Being married is a lot like football . . . and I don’t mean that it’s a contact sport—although it should be—in a good way.
What I mean is that, position by position, we can discern how the various players act out in the game some of the same skills and attributes married people sho
Confused . . . allow me to explain, going position by position.
I’ll start with the position I know best: Offensive Line. I played center in high school football. As center, nothing happened until I snapped the ball. It was on me to make things happen, but I couldn’t act unilaterally . . . I had to wait until the quarterback was ready to receive the snap. If the quarterback was not ready, it didn’t matter how well I snapped the ball. I depended on him to signal to me he was ready to receive the snap but I still had to be the one who made the first move.

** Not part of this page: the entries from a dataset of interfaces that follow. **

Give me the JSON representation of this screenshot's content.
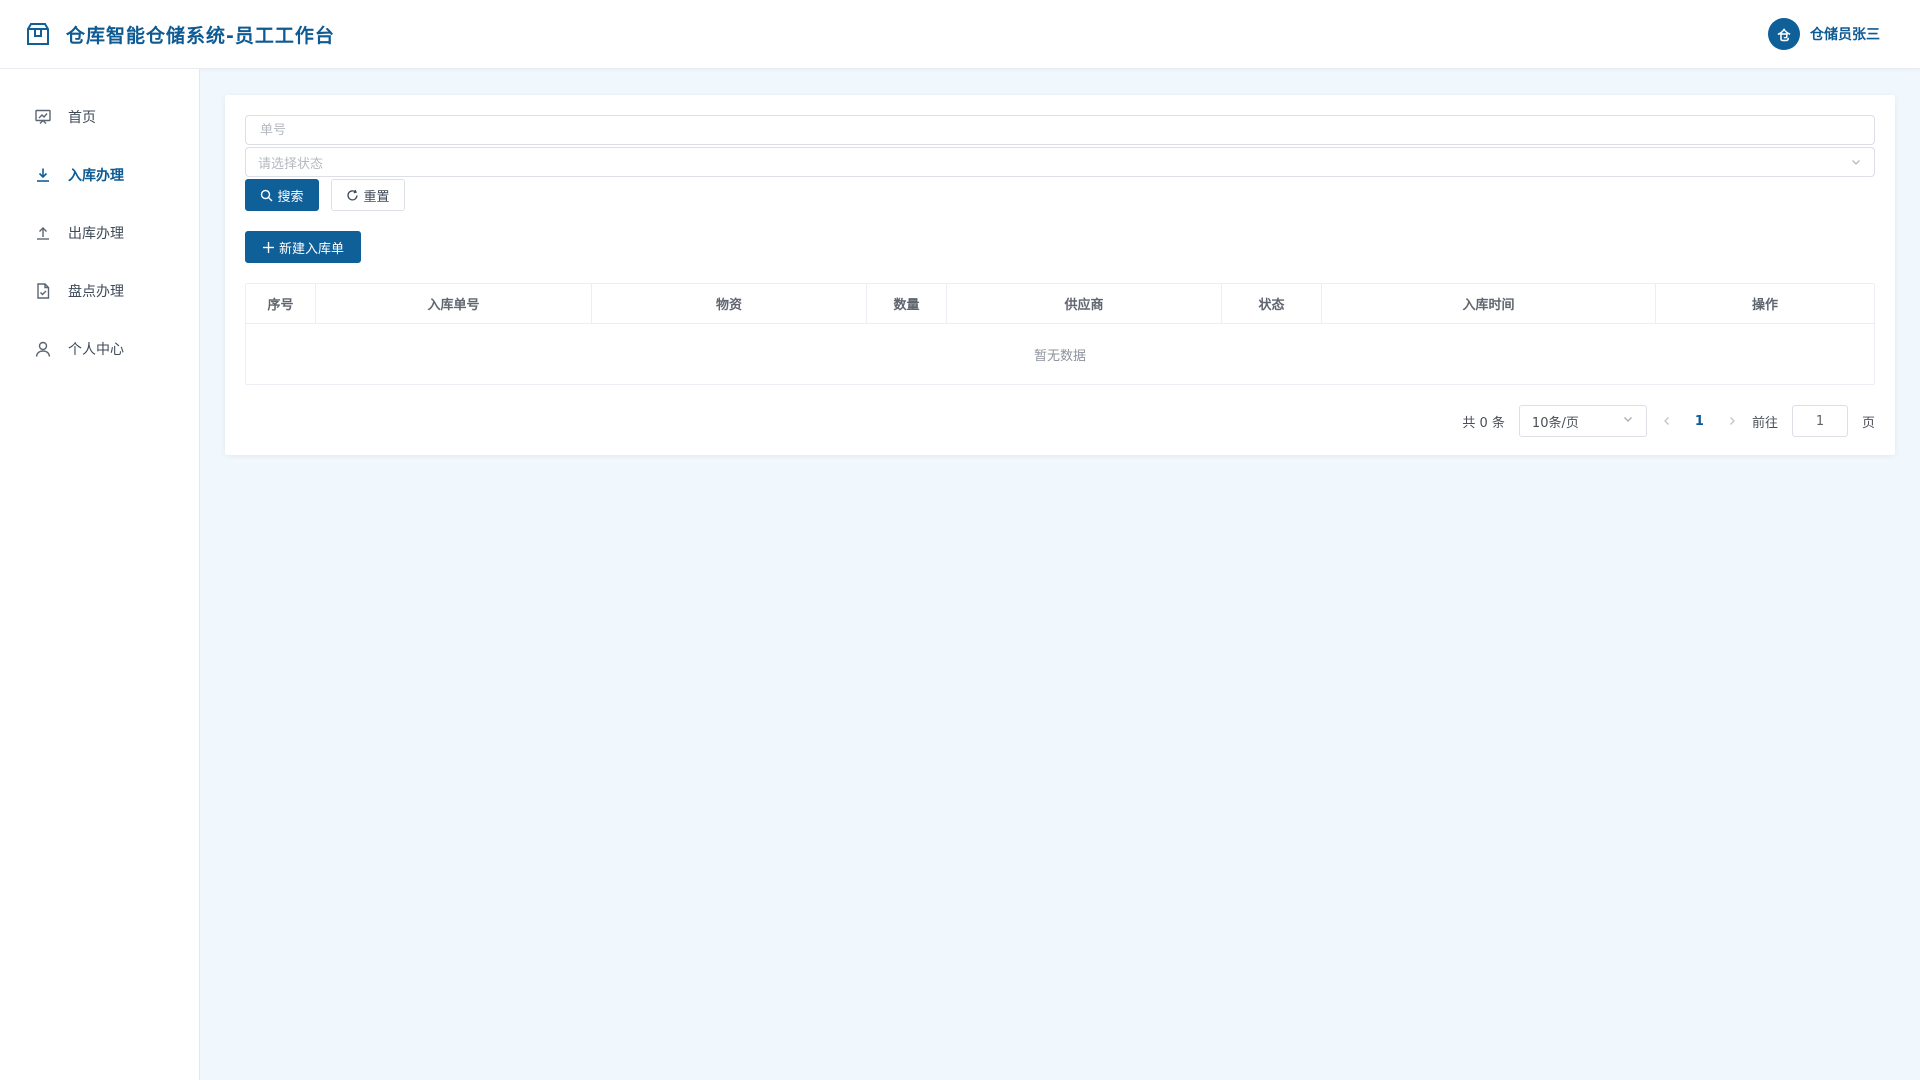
{
  "header": {
    "title": "仓库智能仓储系统-员工工作台",
    "avatar_text": "仓",
    "user_name": "仓储员张三"
  },
  "sidebar": {
    "items": [
      {
        "label": "首页",
        "icon": "dashboard-icon",
        "active": false
      },
      {
        "label": "入库办理",
        "icon": "download-icon",
        "active": true
      },
      {
        "label": "出库办理",
        "icon": "upload-icon",
        "active": false
      },
      {
        "label": "盘点办理",
        "icon": "check-document-icon",
        "active": false
      },
      {
        "label": "个人中心",
        "icon": "user-icon",
        "active": false
      }
    ]
  },
  "search": {
    "order_placeholder": "单号",
    "status_placeholder": "请选择状态",
    "search_label": "搜索",
    "reset_label": "重置"
  },
  "toolbar": {
    "add_label": "新建入库单"
  },
  "table": {
    "columns": [
      "序号",
      "入库单号",
      "物资",
      "数量",
      "供应商",
      "状态",
      "入库时间",
      "操作"
    ],
    "empty_text": "暂无数据"
  },
  "pagination": {
    "total_text": "共 0 条",
    "page_size": "10条/页",
    "current_page": "1",
    "goto_label": "前往",
    "goto_value": "1",
    "page_suffix": "页"
  },
  "colors": {
    "primary": "#0f5f99",
    "background": "#f0f7fd"
  }
}
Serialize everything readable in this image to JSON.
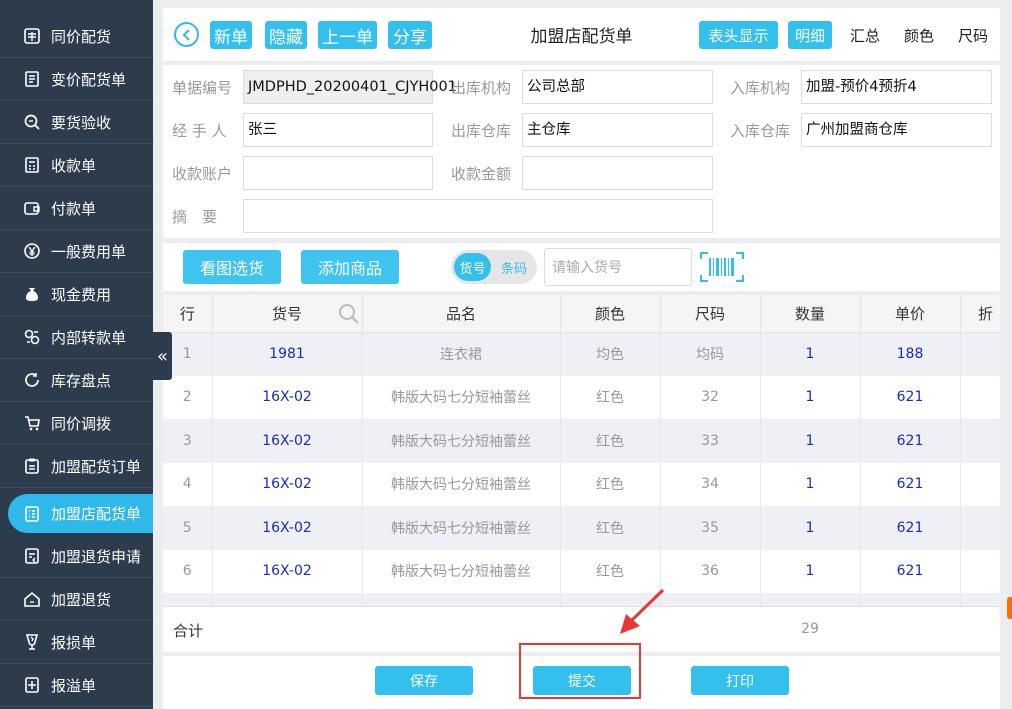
{
  "sidebar": {
    "items": [
      {
        "label": "同价配货",
        "icon": "ledger-icon"
      },
      {
        "label": "变价配货单",
        "icon": "document-icon"
      },
      {
        "label": "要货验收",
        "icon": "magnifier-icon"
      },
      {
        "label": "收款单",
        "icon": "calculator-icon"
      },
      {
        "label": "付款单",
        "icon": "wallet-icon"
      },
      {
        "label": "一般费用单",
        "icon": "yen-circle-icon"
      },
      {
        "label": "现金费用",
        "icon": "money-bag-icon"
      },
      {
        "label": "内部转款单",
        "icon": "transfer-icon"
      },
      {
        "label": "库存盘点",
        "icon": "refresh-icon"
      },
      {
        "label": "同价调拨",
        "icon": "cart-icon"
      },
      {
        "label": "加盟配货订单",
        "icon": "clipboard-icon"
      },
      {
        "label": "加盟店配货单",
        "icon": "list-icon"
      },
      {
        "label": "加盟退货申请",
        "icon": "return-doc-icon"
      },
      {
        "label": "加盟退货",
        "icon": "home-return-icon"
      },
      {
        "label": "报损单",
        "icon": "broken-glass-icon"
      },
      {
        "label": "报溢单",
        "icon": "overflow-icon"
      }
    ],
    "active_index": 11,
    "collapse_glyph": "«"
  },
  "toolbar": {
    "new_label": "新单",
    "hide_label": "隐藏",
    "prev_label": "上一单",
    "share_label": "分享",
    "title": "加盟店配货单",
    "header_display_label": "表头显示",
    "detail_label": "明细",
    "summary_label": "汇总",
    "color_label": "颜色",
    "size_label": "尺码"
  },
  "form": {
    "doc_no_label": "单据编号",
    "doc_no_value": "JMDPHD_20200401_CJYH001",
    "out_org_label": "出库机构",
    "out_org_value": "公司总部",
    "in_org_label": "入库机构",
    "in_org_value": "加盟-预价4预折4",
    "handler_label": "经 手 人",
    "handler_value": "张三",
    "out_wh_label": "出库仓库",
    "out_wh_value": "主仓库",
    "in_wh_label": "入库仓库",
    "in_wh_value": "广州加盟商仓库",
    "account_label": "收款账户",
    "account_value": "",
    "amount_label": "收款金额",
    "amount_value": "",
    "remark_label": "摘　要",
    "remark_value": ""
  },
  "actions": {
    "pick_by_image_label": "看图选货",
    "add_product_label": "添加商品",
    "mode_sku_label": "货号",
    "mode_barcode_label": "条码",
    "sku_placeholder": "请输入货号"
  },
  "grid": {
    "columns": [
      "行",
      "货号",
      "品名",
      "颜色",
      "尺码",
      "数量",
      "单价",
      "折"
    ],
    "rows": [
      {
        "row": "1",
        "sku": "1981",
        "name": "连衣裙",
        "color": "均色",
        "size": "均码",
        "qty": "1",
        "price": "188"
      },
      {
        "row": "2",
        "sku": "16X-02",
        "name": "韩版大码七分短袖蕾丝",
        "color": "红色",
        "size": "32",
        "qty": "1",
        "price": "621"
      },
      {
        "row": "3",
        "sku": "16X-02",
        "name": "韩版大码七分短袖蕾丝",
        "color": "红色",
        "size": "33",
        "qty": "1",
        "price": "621"
      },
      {
        "row": "4",
        "sku": "16X-02",
        "name": "韩版大码七分短袖蕾丝",
        "color": "红色",
        "size": "34",
        "qty": "1",
        "price": "621"
      },
      {
        "row": "5",
        "sku": "16X-02",
        "name": "韩版大码七分短袖蕾丝",
        "color": "红色",
        "size": "35",
        "qty": "1",
        "price": "621"
      },
      {
        "row": "6",
        "sku": "16X-02",
        "name": "韩版大码七分短袖蕾丝",
        "color": "红色",
        "size": "36",
        "qty": "1",
        "price": "621"
      }
    ],
    "total_label": "合计",
    "total_qty": "29"
  },
  "footer": {
    "save_label": "保存",
    "submit_label": "提交",
    "print_label": "打印"
  },
  "colors": {
    "sidebar_bg": "#2d3c4d",
    "accent": "#34c0ed",
    "annotation": "#e53935",
    "grid_blue_text": "#1a2bb8"
  }
}
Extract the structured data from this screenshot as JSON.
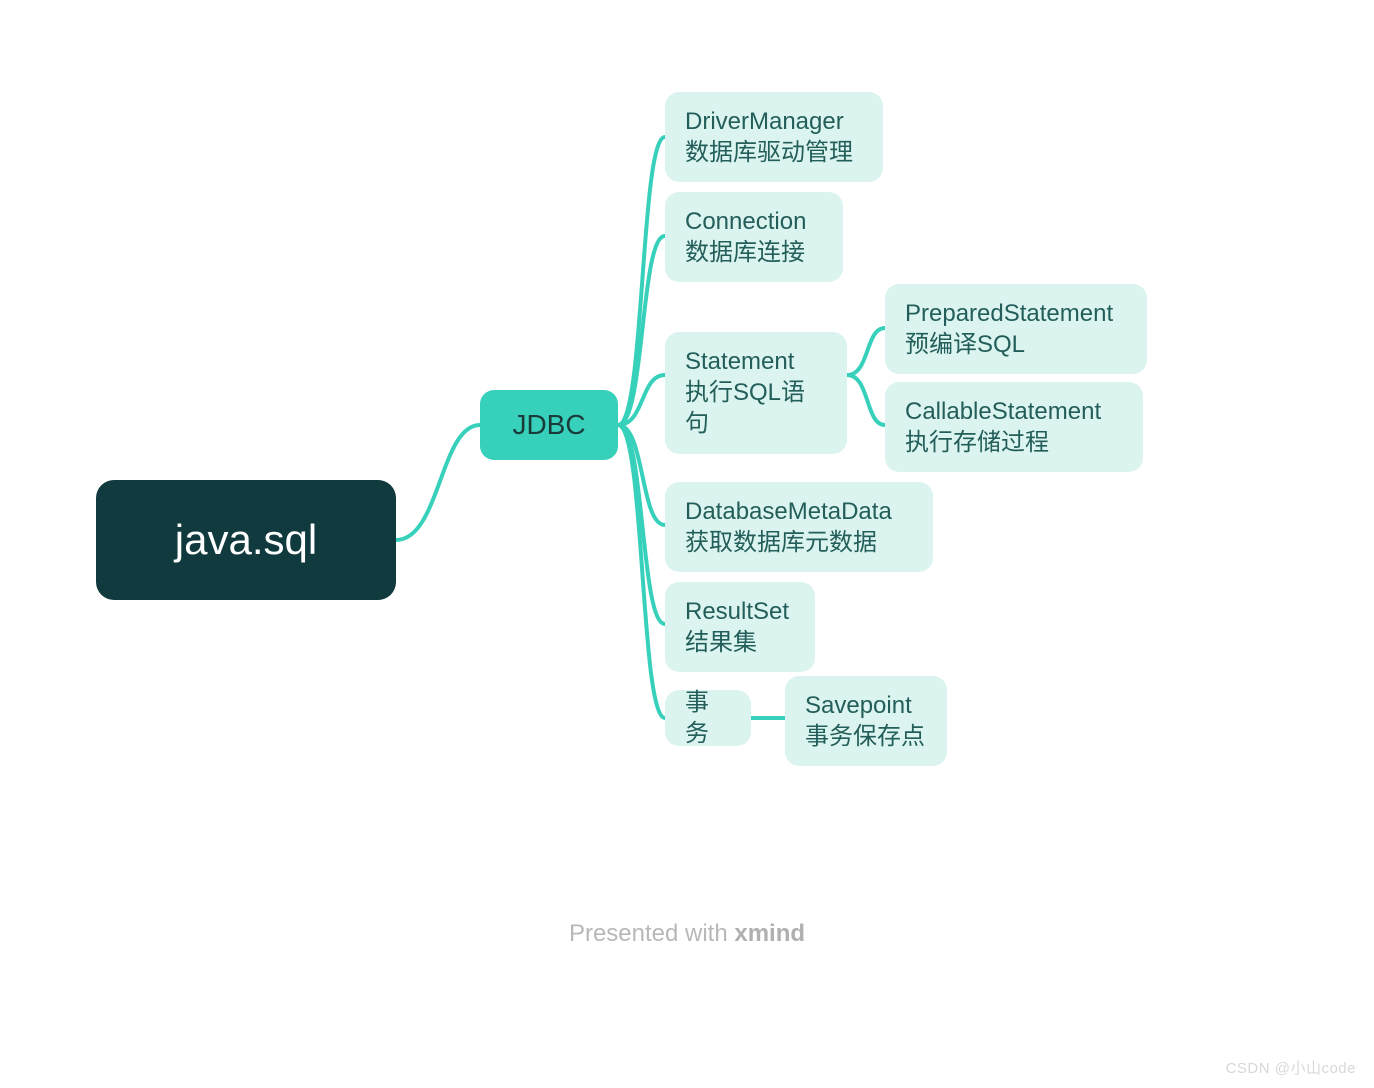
{
  "root": {
    "label": "java.sql"
  },
  "level1": {
    "label": "JDBC"
  },
  "level2": [
    {
      "title": "DriverManager",
      "subtitle": "数据库驱动管理"
    },
    {
      "title": "Connection",
      "subtitle": "数据库连接"
    },
    {
      "title": "Statement",
      "subtitle": "执行SQL语句"
    },
    {
      "title": "DatabaseMetaData",
      "subtitle": "获取数据库元数据"
    },
    {
      "title": "ResultSet",
      "subtitle": "结果集"
    },
    {
      "title": "事务",
      "subtitle": ""
    }
  ],
  "statement_children": [
    {
      "title": "PreparedStatement",
      "subtitle": "预编译SQL"
    },
    {
      "title": "CallableStatement",
      "subtitle": "执行存储过程"
    }
  ],
  "transaction_children": [
    {
      "title": "Savepoint",
      "subtitle": "事务保存点"
    }
  ],
  "footer": {
    "prefix": "Presented with ",
    "brand": "xmind"
  },
  "watermark": "CSDN @小山code",
  "colors": {
    "root_bg": "#103a3d",
    "accent": "#37d1bb",
    "leaf_bg": "#dbf4ef",
    "text_dark": "#235e5a"
  }
}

Marriage is like that. It is up to each of us to be the center, to take the initiative. If my wife and I are going to get anywhere, we each have to be willing to be the one who starts the play. BUT, it is also incumbent upon each of us to do our best to discern if the other person is ready to receive our initiative.
If I have something heavy I want to talk to my partner about, and I want to get a conversation going, before I snap that ball, I need to discern if she’s in a place t
o receive it: Did she have a bad day already? Is she emotionally spent? Is she distracted with an upcoming responsibility? Is she not feeling well physically? If she’s not sending signals to me that she’s ready to receive the snap, I need to hold my piece and keep the peace.
In that case, perhaps another sort of initiative: a supportive word, a hug, an honest and humble inquiry into her situation, etc. can be just the sort of thing that can bridge the gap and bring closeness and healing.
Next time, we will look at the other ways being on the “O Line” is a metaphor for marriage. Don’t worry, we’ll get to all the positions. We can learn something from each.